LYNNWOOD — Steve Brown sees it as an affordability issue.
As home prices skyrocket, the Lynnwood man became a proponent of cities allowing property owners to build mother-in-law homes.
He wanted to build a home at the back of his property for his mother about a decade ago. Lynnwood made no provisions for these types of detached units.
He was part of a group that argued for the idea, but the City Council rejected it in 2009. The issue went away and Brown’s mother, who lived three blocks away from him, died a few years later.
More than a year ago, there was a renewed effort. Brown again was a proponent of the idea, but this time for a different reason. He wanted to build a small cottage where his grown son could live — paying rent — while saving money for his own place to live.
“When I got out of college, I got married and could save enough money to put down a down payment,” Brown said. “These millennials can’t do that. It’s practically impossible for them to put together the money for a down payment.”
He argued that as home prices escalate that this could help residents who are seeking to aid their parents or their grown children. Median home prices in Lynnwood have climbed more than $100,000 over the past decade, up to $444,000 from $331,000 in 2008, according to the Northwest Multiple Listing Service.
Lynnwood voted in December 2016 to allow detached homes, units with kitchens and baths, to be built on properties with existing homes.
In February last year, Everett allowed detached units to be built.
The concept has proved more popular than expected in Lynnwood, said Todd Hall, the planning manager for the city. He said the city has received a dozen applications for these units.
“There’s such a demand for housing and the need for other alternatives has significantly increased over the last several years,” Hall said.
For the secondary unit to be leased, Lynnwood’s ordinance requires that the additional home be on the side or back of the house, that it fit with the original house and neighborhood, and that the original house be occupied by the owner.
Hall said there were concerns that this ordinance was a back-door measure to allow more density in Lynnwood. He said the city’s comprehensive plan funnels large-scale development into the City Center area south of the Lynnwood Convention Center, around the Alderwood mall and along Highway 99. The comprehensive plan protects single-family housing from increased density.
In Everett, seven homeowners have applied to build these so-called mother-in-law units since the ordinance was passed last year, said Allan Giffen, the city’s planning director.
He said that some of the applications could be a built-up demand for this type of housing. He also said as home prices increase, this is an option for homeowners to gain a new income stream with their properties.
Some of Everett’s older housing stock had mother-in-law homes built on the properties, but when the city established its housing codes in the 1950s, the idea wasn’t included.
Both Lynnwood and Everett had provisions for attached units. Those never proved very popular. Lynnwood had received just 10 applications in the past five years; Everett has received just more than 20 applications over the past 20 years.

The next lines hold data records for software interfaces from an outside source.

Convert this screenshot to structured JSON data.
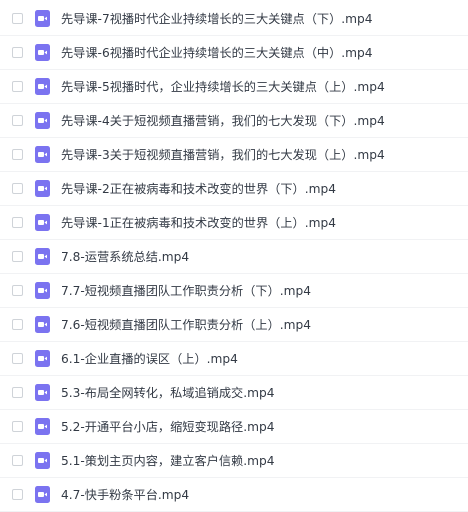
{
  "file_list": {
    "icon": "video-file-icon",
    "icon_color": "#7b73f0",
    "items": [
      {
        "name": "先导课-7视播时代企业持续增长的三大关键点（下）.mp4"
      },
      {
        "name": "先导课-6视播时代企业持续增长的三大关键点（中）.mp4"
      },
      {
        "name": "先导课-5视播时代，企业持续增长的三大关键点（上）.mp4"
      },
      {
        "name": "先导课-4关于短视频直播营销，我们的七大发现（下）.mp4"
      },
      {
        "name": "先导课-3关于短视频直播营销，我们的七大发现（上）.mp4"
      },
      {
        "name": "先导课-2正在被病毒和技术改变的世界（下）.mp4"
      },
      {
        "name": "先导课-1正在被病毒和技术改变的世界（上）.mp4"
      },
      {
        "name": "7.8-运营系统总结.mp4"
      },
      {
        "name": "7.7-短视频直播团队工作职责分析（下）.mp4"
      },
      {
        "name": "7.6-短视频直播团队工作职责分析（上）.mp4"
      },
      {
        "name": "6.1-企业直播的误区（上）.mp4"
      },
      {
        "name": "5.3-布局全网转化，私域追销成交.mp4"
      },
      {
        "name": "5.2-开通平台小店，缩短变现路径.mp4"
      },
      {
        "name": "5.1-策划主页内容，建立客户信赖.mp4"
      },
      {
        "name": "4.7-快手粉条平台.mp4"
      }
    ]
  }
}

Brown offers a reason. He thinks there’s a need for the space between the primary house and the extra unit. Aging parents and grown children value their privacy and independence even when living on the same property with loved ones.
He attests to the standards that went into building his secondary unit. He had to bring paint, siding and roofing samples to City Hall. He finished the 765-square-foot home, which has one-bedroom, an L-shaped kitchen, a bath with a shower and no tub, in November.
“I’m delighted that the city took another look at it,” Brown said. “The bureaucracy moves pretty slow.”
Jim Davis: 425-339-3097; firstname.lastname@example.org; @HBJnews.